The following is a brief history of how astronomers have developed ways to measure the Universe's expansion rate.
Harvard astronomer Henrietta Leavitt begins measuring the brightnesses of stars in a class known as Cepheid variables, bright, young stars with masses of perhaps 5 to 20 times that of our own Sun. She measures the distances of stars in the Small Magellanic Cloud, a diffuse-looking nebula (from the Latin word ``fuzzy''), visible in the Southern Hemisphere. Leavitt discovers that these stars reveal their intrinsic brightness by the way their light varies. This makes them reliable milepost markers for measuring astronomical distances.
Albert Einstein develops his General Theory of Relativity in 1917. Applying Einstein's theory to the evolution of the Universe, several theoreticians discover the possibility that the Universe is expanding or contracting. But Einstein dismisses this possibility because there was no evidence that the Universe is in motion. He believed the Universe is static, and proposes the existence of a hypothetical ``repulsive force,'' called the cosmological constant that prevents galaxies from falling together.
Astronomer Edwin Hubble discovers Cepheid variable stars in several nebulae. These nebulae, he concluded, are galaxies far outside our Milky Way Galaxy, and that they were similar in size and structure to our Milky Way.
Astronomer Vesto Slipher makes measurements of the velocities of spiral nebulae, which shows they are all receding from Earth, but he does not realize they are remote galaxies.
In 1929, Hubble made another startling discovery: The more distant the galaxy from Earth, the faster it moves away. Hubble discovered a correlation between the distance of a galaxy and its recession velocity. This relationship is called the Hubble law and the relationship between the distance and velocity is known as the Hubble Constant. Both theories have helped astronomers better understand the evolution of the Universe. Astronomers need an accurate value for the Hubble Constant to estimate the size and age of the Universe.

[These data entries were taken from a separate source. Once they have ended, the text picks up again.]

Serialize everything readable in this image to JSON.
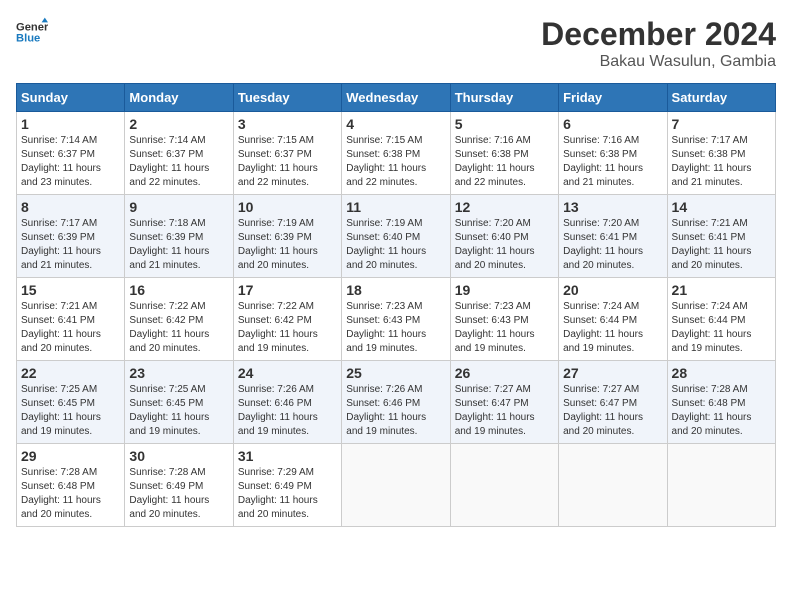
{
  "logo": {
    "line1": "General",
    "line2": "Blue"
  },
  "title": "December 2024",
  "subtitle": "Bakau Wasulun, Gambia",
  "days_of_week": [
    "Sunday",
    "Monday",
    "Tuesday",
    "Wednesday",
    "Thursday",
    "Friday",
    "Saturday"
  ],
  "weeks": [
    [
      {
        "day": "1",
        "info": "Sunrise: 7:14 AM\nSunset: 6:37 PM\nDaylight: 11 hours\nand 23 minutes."
      },
      {
        "day": "2",
        "info": "Sunrise: 7:14 AM\nSunset: 6:37 PM\nDaylight: 11 hours\nand 22 minutes."
      },
      {
        "day": "3",
        "info": "Sunrise: 7:15 AM\nSunset: 6:37 PM\nDaylight: 11 hours\nand 22 minutes."
      },
      {
        "day": "4",
        "info": "Sunrise: 7:15 AM\nSunset: 6:38 PM\nDaylight: 11 hours\nand 22 minutes."
      },
      {
        "day": "5",
        "info": "Sunrise: 7:16 AM\nSunset: 6:38 PM\nDaylight: 11 hours\nand 22 minutes."
      },
      {
        "day": "6",
        "info": "Sunrise: 7:16 AM\nSunset: 6:38 PM\nDaylight: 11 hours\nand 21 minutes."
      },
      {
        "day": "7",
        "info": "Sunrise: 7:17 AM\nSunset: 6:38 PM\nDaylight: 11 hours\nand 21 minutes."
      }
    ],
    [
      {
        "day": "8",
        "info": "Sunrise: 7:17 AM\nSunset: 6:39 PM\nDaylight: 11 hours\nand 21 minutes."
      },
      {
        "day": "9",
        "info": "Sunrise: 7:18 AM\nSunset: 6:39 PM\nDaylight: 11 hours\nand 21 minutes."
      },
      {
        "day": "10",
        "info": "Sunrise: 7:19 AM\nSunset: 6:39 PM\nDaylight: 11 hours\nand 20 minutes."
      },
      {
        "day": "11",
        "info": "Sunrise: 7:19 AM\nSunset: 6:40 PM\nDaylight: 11 hours\nand 20 minutes."
      },
      {
        "day": "12",
        "info": "Sunrise: 7:20 AM\nSunset: 6:40 PM\nDaylight: 11 hours\nand 20 minutes."
      },
      {
        "day": "13",
        "info": "Sunrise: 7:20 AM\nSunset: 6:41 PM\nDaylight: 11 hours\nand 20 minutes."
      },
      {
        "day": "14",
        "info": "Sunrise: 7:21 AM\nSunset: 6:41 PM\nDaylight: 11 hours\nand 20 minutes."
      }
    ],
    [
      {
        "day": "15",
        "info": "Sunrise: 7:21 AM\nSunset: 6:41 PM\nDaylight: 11 hours\nand 20 minutes."
      },
      {
        "day": "16",
        "info": "Sunrise: 7:22 AM\nSunset: 6:42 PM\nDaylight: 11 hours\nand 20 minutes."
      },
      {
        "day": "17",
        "info": "Sunrise: 7:22 AM\nSunset: 6:42 PM\nDaylight: 11 hours\nand 19 minutes."
      },
      {
        "day": "18",
        "info": "Sunrise: 7:23 AM\nSunset: 6:43 PM\nDaylight: 11 hours\nand 19 minutes."
      },
      {
        "day": "19",
        "info": "Sunrise: 7:23 AM\nSunset: 6:43 PM\nDaylight: 11 hours\nand 19 minutes."
      },
      {
        "day": "20",
        "info": "Sunrise: 7:24 AM\nSunset: 6:44 PM\nDaylight: 11 hours\nand 19 minutes."
      },
      {
        "day": "21",
        "info": "Sunrise: 7:24 AM\nSunset: 6:44 PM\nDaylight: 11 hours\nand 19 minutes."
      }
    ],
    [
      {
        "day": "22",
        "info": "Sunrise: 7:25 AM\nSunset: 6:45 PM\nDaylight: 11 hours\nand 19 minutes."
      },
      {
        "day": "23",
        "info": "Sunrise: 7:25 AM\nSunset: 6:45 PM\nDaylight: 11 hours\nand 19 minutes."
      },
      {
        "day": "24",
        "info": "Sunrise: 7:26 AM\nSunset: 6:46 PM\nDaylight: 11 hours\nand 19 minutes."
      },
      {
        "day": "25",
        "info": "Sunrise: 7:26 AM\nSunset: 6:46 PM\nDaylight: 11 hours\nand 19 minutes."
      },
      {
        "day": "26",
        "info": "Sunrise: 7:27 AM\nSunset: 6:47 PM\nDaylight: 11 hours\nand 19 minutes."
      },
      {
        "day": "27",
        "info": "Sunrise: 7:27 AM\nSunset: 6:47 PM\nDaylight: 11 hours\nand 20 minutes."
      },
      {
        "day": "28",
        "info": "Sunrise: 7:28 AM\nSunset: 6:48 PM\nDaylight: 11 hours\nand 20 minutes."
      }
    ],
    [
      {
        "day": "29",
        "info": "Sunrise: 7:28 AM\nSunset: 6:48 PM\nDaylight: 11 hours\nand 20 minutes."
      },
      {
        "day": "30",
        "info": "Sunrise: 7:28 AM\nSunset: 6:49 PM\nDaylight: 11 hours\nand 20 minutes."
      },
      {
        "day": "31",
        "info": "Sunrise: 7:29 AM\nSunset: 6:49 PM\nDaylight: 11 hours\nand 20 minutes."
      },
      null,
      null,
      null,
      null
    ]
  ]
}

Hubble's observations lead to the realization that, in a uniformly expanding universe, galaxies would have been closer together in the past. Early in the Universe, the density (and temperature) of matter would have been very high. This leads to a model for the evolution of the Universe, called the Big Bang theory. The theory says that the Universe began in an extremely hot and dense state and has been expanding and cooling ever since then. To test and constrain the Big Bang theory, astronomers work on making solid measurement of the expansion rate (needed to determine the size and age) and check this against an independent estimate based on the ages of the oldest stars in the Universe.
Before calculating an accurate value for the Hubble Constant, astronomers try to fine tune the cosmic distances. In 1952, Carnegie astronomer Walter Baade finds that the distance scale to galaxies is wrong because of an error in the luminosity scales of stars.

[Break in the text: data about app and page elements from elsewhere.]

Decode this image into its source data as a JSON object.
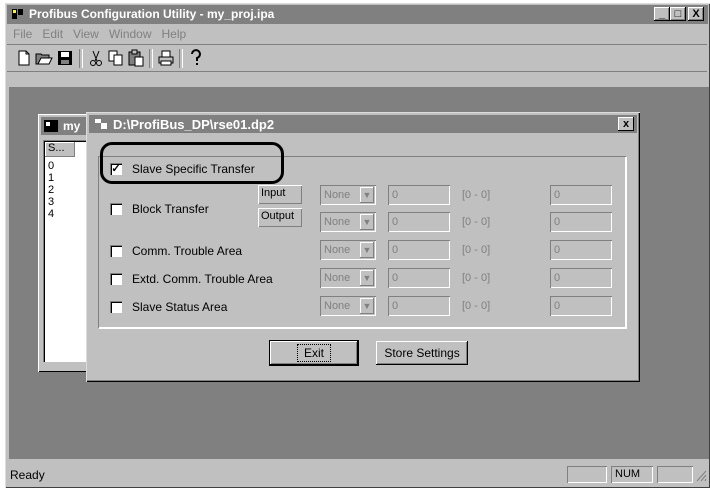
{
  "app": {
    "title": "Profibus Configuration Utility - my_proj.ipa",
    "min_label": "_",
    "max_label": "□",
    "close_label": "X"
  },
  "menu": [
    "File",
    "Edit",
    "View",
    "Window",
    "Help"
  ],
  "toolbar": [
    "new-file-icon",
    "open-folder-icon",
    "save-icon",
    "cut-icon",
    "copy-icon",
    "paste-icon",
    "print-icon",
    "help-icon"
  ],
  "child_window": {
    "title": "my",
    "list_header": "S...",
    "rows": [
      "0",
      "1",
      "2",
      "3",
      "4"
    ]
  },
  "dialog": {
    "title": "D:\\ProfiBus_DP\\rse01.dp2",
    "close_label": "x",
    "slave_specific": {
      "label": "Slave Specific Transfer",
      "checked": true,
      "mark": "✓"
    },
    "input_label": "Input",
    "output_label": "Output",
    "rows": [
      {
        "label": "Block Transfer",
        "combo": "None",
        "value": "0",
        "range": "[0 - 0]",
        "extra": "0"
      },
      {
        "label": "",
        "combo": "None",
        "value": "0",
        "range": "[0 - 0]",
        "extra": "0"
      },
      {
        "label": "Comm. Trouble Area",
        "combo": "None",
        "value": "0",
        "range": "[0 - 0]",
        "extra": "0"
      },
      {
        "label": "Extd. Comm. Trouble Area",
        "combo": "None",
        "value": "0",
        "range": "[0 - 0]",
        "extra": "0"
      },
      {
        "label": "Slave Status Area",
        "combo": "None",
        "value": "0",
        "range": "[0 - 0]",
        "extra": "0"
      }
    ],
    "exit_label": "Exit",
    "store_label": "Store Settings"
  },
  "status": {
    "text": "Ready",
    "num": "NUM"
  }
}
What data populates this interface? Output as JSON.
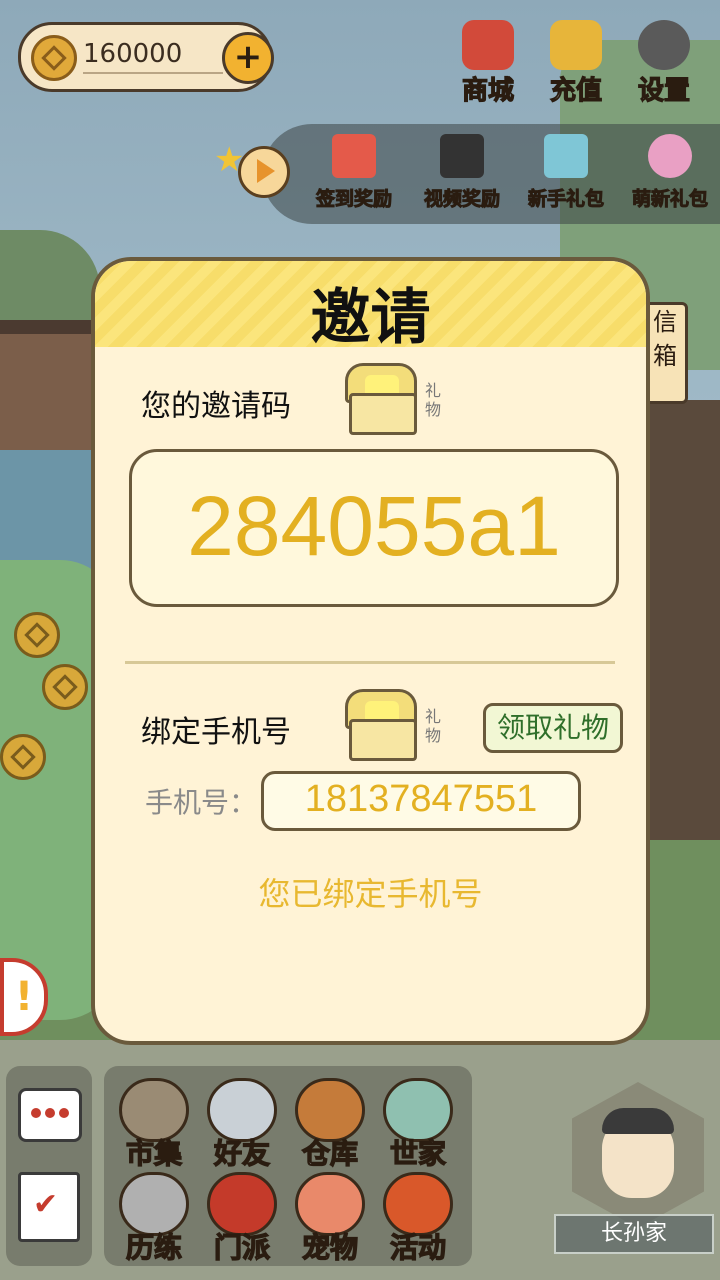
{
  "currency": {
    "amount": "160000",
    "icon": "coin-icon",
    "add_icon": "plus-icon"
  },
  "top_menu": [
    {
      "label": "商城",
      "icon": "shop-bag-icon",
      "color": "#d24a3a"
    },
    {
      "label": "充值",
      "icon": "gold-ingot-icon",
      "color": "#e7b53a"
    },
    {
      "label": "设置",
      "icon": "gear-icon",
      "color": "#5a5a5a"
    }
  ],
  "reward_row": [
    {
      "label": "签到奖励",
      "icon": "calendar-icon",
      "color": "#e45a4a"
    },
    {
      "label": "视频奖励",
      "icon": "clapperboard-icon",
      "color": "#333333"
    },
    {
      "label": "新手礼包",
      "icon": "gift-chest-icon",
      "color": "#7fc6d6"
    },
    {
      "label": "萌新礼包",
      "icon": "gift-character-icon",
      "color": "#e9a0c4"
    }
  ],
  "dialog": {
    "title": "邀请",
    "invite_label": "您的邀请码",
    "gift_label": "礼物",
    "invite_code": "284055a1",
    "bind_label": "绑定手机号",
    "claim_button": "领取礼物",
    "phone_label": "手机号：",
    "phone_value": "18137847551",
    "bound_message": "您已绑定手机号"
  },
  "bottom_menu": [
    {
      "label": "市集",
      "icon": "market-icon",
      "color": "#9a8b74"
    },
    {
      "label": "好友",
      "icon": "handshake-icon",
      "color": "#c9d0d6"
    },
    {
      "label": "仓库",
      "icon": "treasure-chest-icon",
      "color": "#c57b3a"
    },
    {
      "label": "世家",
      "icon": "cauldron-icon",
      "color": "#8fc0b0"
    },
    {
      "label": "历练",
      "icon": "crossed-swords-icon",
      "color": "#b0b0b0"
    },
    {
      "label": "门派",
      "icon": "banner-icon",
      "color": "#c43a2a"
    },
    {
      "label": "宠物",
      "icon": "paw-icon",
      "color": "#e9896a"
    },
    {
      "label": "活动",
      "icon": "lantern-icon",
      "color": "#d9582a"
    }
  ],
  "side": {
    "mail_label": "信箱",
    "alert_symbol": "!"
  },
  "player": {
    "name": "长孙家"
  }
}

Astronomers detect the cosmic microwave radiation left over from the Big Bang, as predicted by theory.
Measurements of the density of light elements (such as hydrogen and helium) in the early universe also provide support of the Big Bang theory.

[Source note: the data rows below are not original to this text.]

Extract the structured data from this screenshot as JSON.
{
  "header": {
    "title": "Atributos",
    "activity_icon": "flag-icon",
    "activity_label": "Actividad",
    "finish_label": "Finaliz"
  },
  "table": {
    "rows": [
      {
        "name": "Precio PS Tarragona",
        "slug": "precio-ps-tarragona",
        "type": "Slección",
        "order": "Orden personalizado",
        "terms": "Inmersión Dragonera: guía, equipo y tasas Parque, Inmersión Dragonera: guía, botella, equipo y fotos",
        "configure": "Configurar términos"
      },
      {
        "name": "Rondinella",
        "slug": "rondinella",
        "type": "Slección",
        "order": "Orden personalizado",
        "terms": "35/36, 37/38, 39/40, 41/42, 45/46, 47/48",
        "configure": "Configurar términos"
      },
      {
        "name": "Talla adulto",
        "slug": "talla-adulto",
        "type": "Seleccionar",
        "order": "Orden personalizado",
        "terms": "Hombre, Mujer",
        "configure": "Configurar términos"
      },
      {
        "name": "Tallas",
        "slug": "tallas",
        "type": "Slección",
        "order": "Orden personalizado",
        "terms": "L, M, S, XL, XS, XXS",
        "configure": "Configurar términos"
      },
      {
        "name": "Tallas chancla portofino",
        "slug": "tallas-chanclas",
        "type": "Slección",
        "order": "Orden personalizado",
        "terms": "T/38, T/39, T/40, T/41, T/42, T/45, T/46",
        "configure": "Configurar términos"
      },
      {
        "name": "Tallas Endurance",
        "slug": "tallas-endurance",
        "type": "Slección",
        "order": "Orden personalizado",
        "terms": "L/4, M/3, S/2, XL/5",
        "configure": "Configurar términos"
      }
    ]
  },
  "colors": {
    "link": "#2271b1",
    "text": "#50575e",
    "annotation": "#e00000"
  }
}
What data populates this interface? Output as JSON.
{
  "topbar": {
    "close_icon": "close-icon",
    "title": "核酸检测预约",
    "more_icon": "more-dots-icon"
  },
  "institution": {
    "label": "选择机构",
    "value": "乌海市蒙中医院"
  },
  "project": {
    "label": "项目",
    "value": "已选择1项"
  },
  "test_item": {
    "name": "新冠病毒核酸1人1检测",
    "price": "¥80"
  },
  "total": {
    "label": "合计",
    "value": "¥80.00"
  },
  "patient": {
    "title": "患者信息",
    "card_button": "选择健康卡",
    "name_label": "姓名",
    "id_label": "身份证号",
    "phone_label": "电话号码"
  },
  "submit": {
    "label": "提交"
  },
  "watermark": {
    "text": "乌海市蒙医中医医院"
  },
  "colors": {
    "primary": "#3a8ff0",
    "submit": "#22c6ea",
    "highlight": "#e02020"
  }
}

In the mid-1970s, Carnegie astronomer Allan Sandage discovers that some stars used by Edwin Hubble to estimate distances weren't as bright as once thought.
Though, distances to the nearest galaxies have been measured using Cepheids and other methods, unfortunately, astronomers cannot see Cepheids in distant galaxies. NASA begins construction on Hubble Space Telescope. One of the primary goals is to find Cepheids in more distant galaxies, opening the way to pin down an accurate value for the Hubble Constant.
Carnegie astronomer Wendy Freedman and Caltech astronomer Barry Madore conclude that dust in the spiral galaxies where Cepheids are located, significantly dims and reddens these stars, causing an error in the distance scale.
Astronomers refine ``secondary'' methods for measuring the relative distances among galaxies. Among them are measuring the brightnesses and rotational velocities of entire galaxies and the measurement of another class of younger, more massive supernovae (exploding stars). Relative distances, however, do not alone provide a measure of the Hubble Constant. The situation is like the case of a road map with no scale printed on it. Two cities may be closer to each other than to a third city. Without a scale, no one will know the actual distances between those cities. Similarly, to measure the Hubble Constant, astronomers must know the actual distances to galaxies. Following the road map analogy, if the actual distance between two cities is known, then the actual distances among all other cities are established. Cepheids provide the absolute distance scale for celestial objects.
Using the Hubble Space Telescope, 14 internationally-based astronomers move toward pinning down the Hubble Constant. The astronomers' proposal, called the ``Key Project on the Extragalactic Distance Scale,'' has three goals. The first is to measure Cepheid distances to about 20 galaxies and calibrate five secondary methods for measuring the relative distances to galaxies. The second is to measure Cepheid distances to galaxies in two of the nearest massive clusters of galaxies, Virgo and Fornax. The third is to check for errors in the Cepheid distance scale.